- Vikings wide receiver Justin Jefferson had an outstanding second season in the NFL, but he fell 17 yards short of breaking Randy Moss’ single-season team record of 1,632 yards (2003) and on Friday fell one vote short of being a first-team All-Pro selection. Green Bay’s Davante Adams and the Rams’ Cooper Kupp were listed on all 50 ballots from the panel assembled by the Associated Press and San Francisco’s Deebo Samuel got 21 votes. Jefferson had 20. Jefferson’s 1,616 yards were second in the NFL and his 108 catches were fourth. Of course, Jefferson and all other players had an extra game in which to increase their statistics this season.
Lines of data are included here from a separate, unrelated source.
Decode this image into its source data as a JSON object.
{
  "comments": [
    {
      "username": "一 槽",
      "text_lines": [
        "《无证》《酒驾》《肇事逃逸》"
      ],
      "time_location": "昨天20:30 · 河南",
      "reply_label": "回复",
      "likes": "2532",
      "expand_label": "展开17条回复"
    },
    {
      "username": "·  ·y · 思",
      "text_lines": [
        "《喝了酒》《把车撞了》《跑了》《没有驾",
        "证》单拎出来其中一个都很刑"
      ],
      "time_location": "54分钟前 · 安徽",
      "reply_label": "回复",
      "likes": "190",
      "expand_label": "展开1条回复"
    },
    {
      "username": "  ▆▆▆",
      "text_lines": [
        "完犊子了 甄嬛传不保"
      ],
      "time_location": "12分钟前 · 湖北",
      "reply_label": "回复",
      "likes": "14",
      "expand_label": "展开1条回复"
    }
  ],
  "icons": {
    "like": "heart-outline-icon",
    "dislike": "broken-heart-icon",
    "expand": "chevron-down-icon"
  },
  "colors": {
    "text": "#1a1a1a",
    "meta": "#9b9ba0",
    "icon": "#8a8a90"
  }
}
- Former Vikings coach Leslie Frazier, the assistant head coach and defensive coordinator for the Buffalo Bills since 2017, is reportedly on the Miami Dolphins’ list of candidates to interview for their head coaching job. Frazier also was reportedly on the Bears’ list of coaching candidates. Frazier had a team-leading six interceptions for the 1985 Super Bowl champion Bears.
- Jim Kaat broke into the big leagues with the Washington Senators in 1959, made the move with the franchise to Minnesota in 1961 and last pitched for the Twins in 1973. After the 25-year major league pitcher recently was elected to the Hall of Fame, the Twins announced Kaat’s No. 36 will be retired in a pregame ceremony on July 16 at Target Field. The 83-year-old also was an outstanding television analyst on Twins games in the late 1980s and early ’90s. He has worked a small package of Twins’ TV games in recent years. The Twins also retired Bert Blyleven’s No. 28 after the standout pitcher and longtime TV analyst was elected to the Hall of Fame in 2011. Kaat also is deserving of the Ford C. Frick Award that is presented annually to a broadcaster by the Hall of Fame.